PROBLEM STATEMENT:
Your answer should be every line of the records that contains the word "テンプレ".
═════ SUPPLIED DATA
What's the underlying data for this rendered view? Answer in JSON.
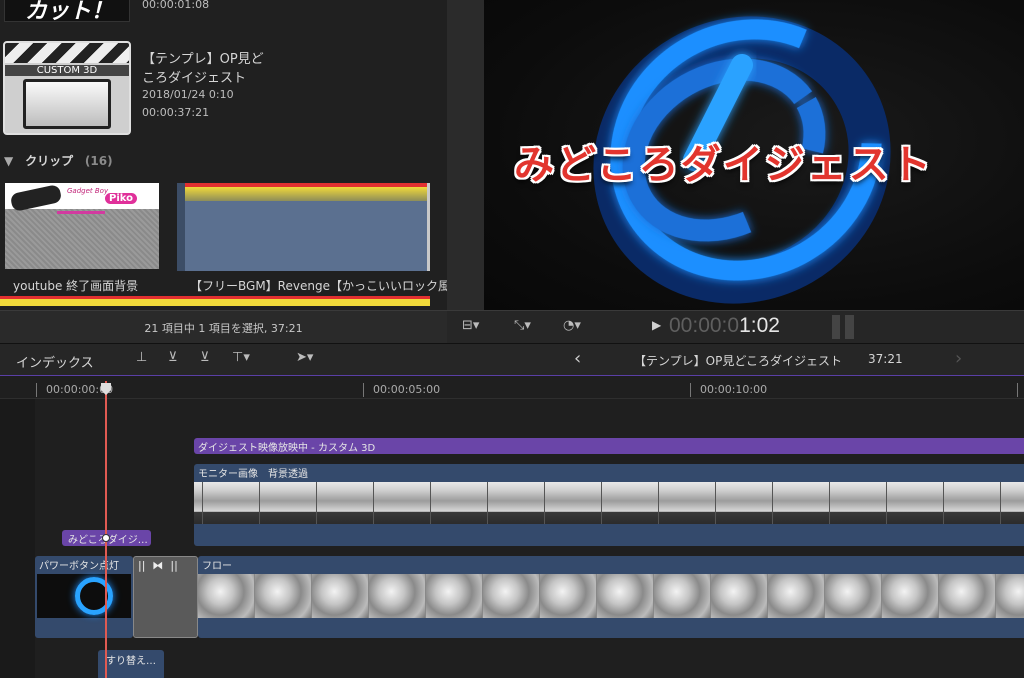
{
  "browser": {
    "top_clip_timecode": "00:00:01:08",
    "thumb_top_text": "カット！",
    "project": {
      "thumb_label": "CUSTOM 3D",
      "title_line1": "【テンプレ】OP見ど",
      "title_line2": "ころダイジェスト",
      "date": "2018/01/24 0:10",
      "duration": "00:00:37:21"
    },
    "clips_section": {
      "label": "クリップ",
      "count": "(16)"
    },
    "clips": [
      {
        "name": "youtube  終了画面背景",
        "thumb_text1": "Gadget Boy",
        "thumb_text2": "Piko"
      },
      {
        "name": "【フリーBGM】Revenge【かっこいいロック風"
      }
    ],
    "status": "21 項目中 1 項目を選択, 37:21"
  },
  "viewer": {
    "title_text": "みどころダイジェスト",
    "timecode_dim": "00:00:0",
    "timecode_bright": "1:02",
    "play_symbol": "▶"
  },
  "toolbar": {
    "index_label": "インデックス",
    "project_name": "【テンプレ】OP見どころダイジェスト",
    "project_duration": "37:21",
    "prev_arrow": "‹",
    "next_arrow": "›"
  },
  "ruler": {
    "ticks": [
      "00:00:00:00",
      "00:00:05:00",
      "00:00:10:00"
    ]
  },
  "timeline": {
    "title_clip": "ダイジェスト映像放映中 - カスタム 3D",
    "monitor_clip": "モニター画像　背景透過",
    "text_clip": "みどころダイジ…",
    "power_clip": "パワーボタン点灯",
    "flow_clip": "フロー",
    "swap_clip": "すり替え…"
  }
}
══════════
FINISHED EXERCISE:
      "title_line1": "【テンプレ】OP見ど",
    "project_name": "【テンプレ】OP見どころダイジェスト",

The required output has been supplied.